Apart from a short respite during US President Donald Trump's visit to China in November, 2018, the bilateral relationship between the world's two largest economies has rapidly deteriorated. The US labeled China a top security threat and a “revisionist” power, and the Trump administration has announced tariff increases on an estimated US$50 billion worth of Chinese imports for 2018. China responded by issuing its own list of US products of comparable value that would be subject to increased tariffs should the US follow through with trade sanctions. With the increasing risk of a trade war between the two countries, Newschina interviewed Li Cheng, director and senior fellow of the Washington-based John L. Thornton China Center at the Brookings Institution, on the future of the Sino-us relationship. Li, who grew up in China and moved to the US in 1985, is an expert on Chinese politics and the Sino-us relationship, and is a prolific writer. He is also a director of the National Committee on United States-china Relations.
Newschina: It has been more than a year since Donald Trump was sworn in. What do you think of his approach to foreign policy? Do you note any clarity or consistency, particularly toward China?
Li Cheng: I don't think Trump has formulated a clear and consistent foreign policy. One reason is that Trump is still under intense domestic scrutiny resulting from the investigation over his alleged collusion with Russia, and uncertainty about the result of the investigation has had a great impact on Trump's foreign policy. Another reason is that many of the key posts within the White House, especially those relating to foreign policy, are either unstaffed or have a high turnover rate, which has had a major impact on the consistency of Trump's policy. The inconsistency is particularly salient in Trump's policy toward China. During his visit to China last November, Trump called Chinese President Xi Jinping a “good friend,” but now, China is being labeled America's top strategic adversary. To a large extent, US policy toward China is now driven by individual issues on an ad hoc basis, not by a holistic long-term strategy.

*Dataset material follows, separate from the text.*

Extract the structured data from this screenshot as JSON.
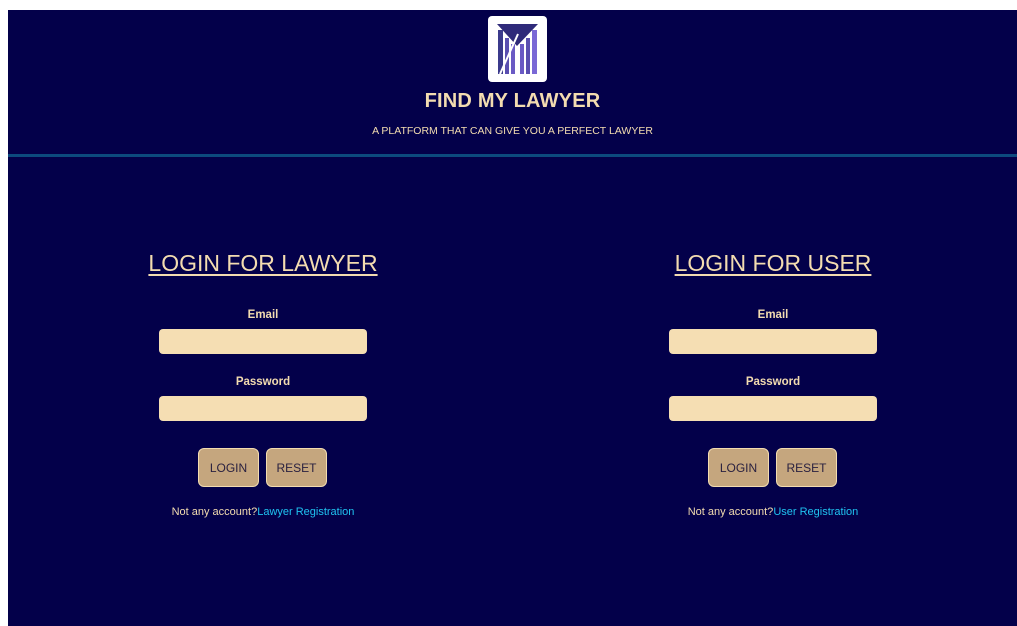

The US is used to having foreign policy masterminds such as George Kennan, A. Doak Barnett, Zbigniew Brzezinski, Henry Kissinger, Robert Zoellick and Richard Haas. However, none of the officials currently involved in making foreign policy in the Trump